In order to explain the complexities of the economy to a crowd of regulars, Obama decided to compare personal finances with federal budget, even though it's well-established that neither is related in any functional way.
Lawrence Democrat Paul Davis made his candidacy for Kansas governor official today in a YouTube video (watch it after the jump) called "Restore Kansas."
The Pitchreported in August that Davis, the House Minority Leader, had plans to run for governor in 2014, and the candidate had launched a campaign website. In the video, Davis says the only label he's interested in is "problem solver."
After 17 months, the case of who shoved Wyandotte County commissioner, executive director of the Argentine Neighborhood Development Association and failed mayoral candidate Ann Murguia in the back has finally ended. The nearly year-and-a-half-long saga began in March 2012 during a community meeting at the Argentine Civic Center. Murguia claimed that somebody shoved her in the back, and when she turned around, she saw Diana Aguirre, a member of the United Government's Ethics Commission.
Murguia ran for Wyandotte County CEO/mayor against fellow commissioner Mark Holland. Holland won handily 56 percent to 43 percent. Aguirre was found guilty of battery in municipal court and appealed. This week, she was found guilty in district court. She will pay court costs and a $150 fine.
John and Clara Moretina, the uncle and aunt of Missouri state Rep. J.J. Rizzo, pleaded guilty to voter fraud charges Friday. The two were given a fine of $250 and are barred from ever voting again. In May, John Moretina pleaded guilty to voter fraud in federal court. The couple lived in Gladstone but voted in the 40th District in the August 2010 Democratic primary.

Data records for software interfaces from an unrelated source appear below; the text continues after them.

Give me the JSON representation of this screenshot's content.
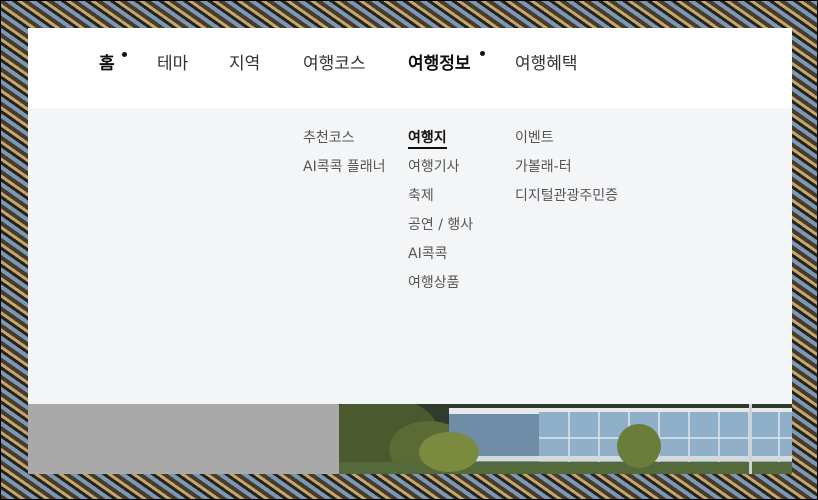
{
  "nav": {
    "items": [
      {
        "label": "홈"
      },
      {
        "label": "테마"
      },
      {
        "label": "지역"
      },
      {
        "label": "여행코스"
      },
      {
        "label": "여행정보"
      },
      {
        "label": "여행혜택"
      }
    ]
  },
  "submenu": {
    "col1": [
      "추천코스",
      "AI콕콕 플래너"
    ],
    "col2": [
      "여행지",
      "여행기사",
      "축제",
      "공연 / 행사",
      "AI콕콕",
      "여행상품"
    ],
    "col3": [
      "이벤트",
      "가볼래-터",
      "디지털관광주민증"
    ]
  }
}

Rizzo won the primary by a single vote over Will Royster, 664 to 663. Royster cried foul immediately after the primary, initially questioning Rizzo's support from Somali-Americans. An appeals court denied Royster a new election. Rizzo was re-elected last year and remains in office. Jackson County Prosecutor Jean Peters Baker said in a statement announcing the pleas, "Justice was done. These two will never vote again."
A one-on-one meeting with an angry McCaskill must be rough.
If there was any doubt about how focused Sen. Claire McCaskill is on changing the way the military handles sexual-assault cases, take a look at Air Force Lt. Gen. Susan J. Helms' résumé. The Obama administration nominated Helms to be promoted to the position of vice commander of the Air Force's Space Command. But in April, McCaskill put a temporary hold on Helms' nomination citing a sexual-assault case Helms ruled on. This week, McCaskill made her hold on the nomination permanent.
The Washington Post reports that last year, Helms granted clemency to an Air Force captain at Vandenberg Air Force Base in California who had been convicted of sexual assault. Helms didn't attend the captain's trial and ignored the advice of her legal adviser in granting clemency. She never publicly explained her decision. McCaskill and Helms had a meeting last month. Looks like their chat didn't go so well for Helms.